CRP adoption expected to soar by 2021

3 min read 5 May 20

The information contained in this page is for professional Financial Adviser use only.

  • Adoption of Centralised Retirement Propositions (CRPs) expected to soar from 48% to 71% in coming year
  • Advisers increasingly see CRPs as a framework for offering advice rather than a restrictive process
  • Almost three-quarters of advisers segment their clients with level of assets being the most popular method

Advisers are rejecting the view that having a Centralised Retirement Proposition (CRP) is a restrictive 'sausage factory' approach to retirement planning, with almost three-quarters planning to have one in place by 2021.

Research carried out by NextWealth for M&G Wealth questioned 200 advisers on their use of CRPs. While just under half (48%) of advisers currently have a CRP in place this is expected to rise to 71% in the coming year.

View report

What is a CRP?

For the purpose of the research a CRP is defined as a centrally agreed approach to retirement planning that typically includes investment and withdrawal strategy.
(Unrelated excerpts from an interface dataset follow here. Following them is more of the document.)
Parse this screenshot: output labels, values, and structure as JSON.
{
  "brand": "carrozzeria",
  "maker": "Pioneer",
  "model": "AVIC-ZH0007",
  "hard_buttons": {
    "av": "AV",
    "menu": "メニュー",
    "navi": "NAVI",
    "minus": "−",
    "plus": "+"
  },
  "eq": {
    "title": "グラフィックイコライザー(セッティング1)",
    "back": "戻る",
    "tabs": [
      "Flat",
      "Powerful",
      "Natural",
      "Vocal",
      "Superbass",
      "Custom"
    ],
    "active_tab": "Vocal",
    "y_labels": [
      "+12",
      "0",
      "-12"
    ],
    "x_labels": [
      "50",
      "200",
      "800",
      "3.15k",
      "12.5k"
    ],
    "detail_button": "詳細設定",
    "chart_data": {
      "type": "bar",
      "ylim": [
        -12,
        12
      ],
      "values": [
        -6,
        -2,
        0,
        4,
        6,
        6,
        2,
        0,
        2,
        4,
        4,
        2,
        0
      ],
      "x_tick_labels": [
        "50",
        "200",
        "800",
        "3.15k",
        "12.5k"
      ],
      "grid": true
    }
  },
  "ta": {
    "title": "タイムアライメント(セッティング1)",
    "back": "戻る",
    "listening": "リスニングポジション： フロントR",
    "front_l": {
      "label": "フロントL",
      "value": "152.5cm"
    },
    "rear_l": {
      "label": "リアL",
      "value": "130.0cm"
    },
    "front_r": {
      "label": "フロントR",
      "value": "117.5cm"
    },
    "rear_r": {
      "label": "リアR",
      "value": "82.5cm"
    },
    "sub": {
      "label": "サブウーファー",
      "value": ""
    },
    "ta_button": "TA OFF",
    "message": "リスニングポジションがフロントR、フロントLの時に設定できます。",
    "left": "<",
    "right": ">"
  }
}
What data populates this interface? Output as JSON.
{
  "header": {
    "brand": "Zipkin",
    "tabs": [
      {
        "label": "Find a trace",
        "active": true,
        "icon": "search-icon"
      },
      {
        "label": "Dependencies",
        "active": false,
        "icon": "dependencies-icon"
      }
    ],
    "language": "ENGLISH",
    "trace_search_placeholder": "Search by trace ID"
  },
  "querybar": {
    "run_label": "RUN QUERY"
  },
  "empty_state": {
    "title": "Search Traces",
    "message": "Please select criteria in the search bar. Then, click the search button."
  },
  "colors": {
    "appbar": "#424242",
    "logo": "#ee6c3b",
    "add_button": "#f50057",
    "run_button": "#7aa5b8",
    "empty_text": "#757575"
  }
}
It may also extend to fact finding and assessing capacity for risk.

Advisers are increasingly of the view that CRPs offer a framework than can be used to deliver advice. This flies in the face of the view that CRPs are restrictive and don’t offer the capacity to offer advice tailored to the specific client– a view still shared by 89% of advisers who don’t want to offer a CRP.

The most commonly cited reasons for establishing a CRP are:

  • 35% said they chose a CRP because it benefits clients
  • One-quarter (24%) said it increases business efficiency
  • Almost one-fifth (18%) said CRPs help them meet regulatory requirements

Commenting on the research findings, Jo Kite, head of proposition and marketing said:

“The research found that clients seeking retirement advice make up 60% of advised clients and with demand set to grow even further then CRPs can play an important role in helping firms deliver retirement advice more efficiently and consistently. Most importantly, advisers told us it can deliver real client benefit and if we think of a CRP as a framework rather than an inflexible ‘sausage factory’ approach, it’s hard to see any reason not to adopt. This could be particularly the case as advisers help clients plan for a sustainable retirement income against a background of the volatility experienced from COVID-19.”

Commenting on the research findings, Heather Hopkins, managing director of NextWealth, said:

“Our research with M&G Wealth confirms that a CRP does not equate to an overly restrictive approach to financial planning. Instead, a CRP is a framework in which firms offer retirement advice. Firms that have adopted a CRP see it directly benefiting clients and driving efficiency in the firm. As more firms see the benefits of a CRP, I have no doubt we will see greater adoption across the profession.”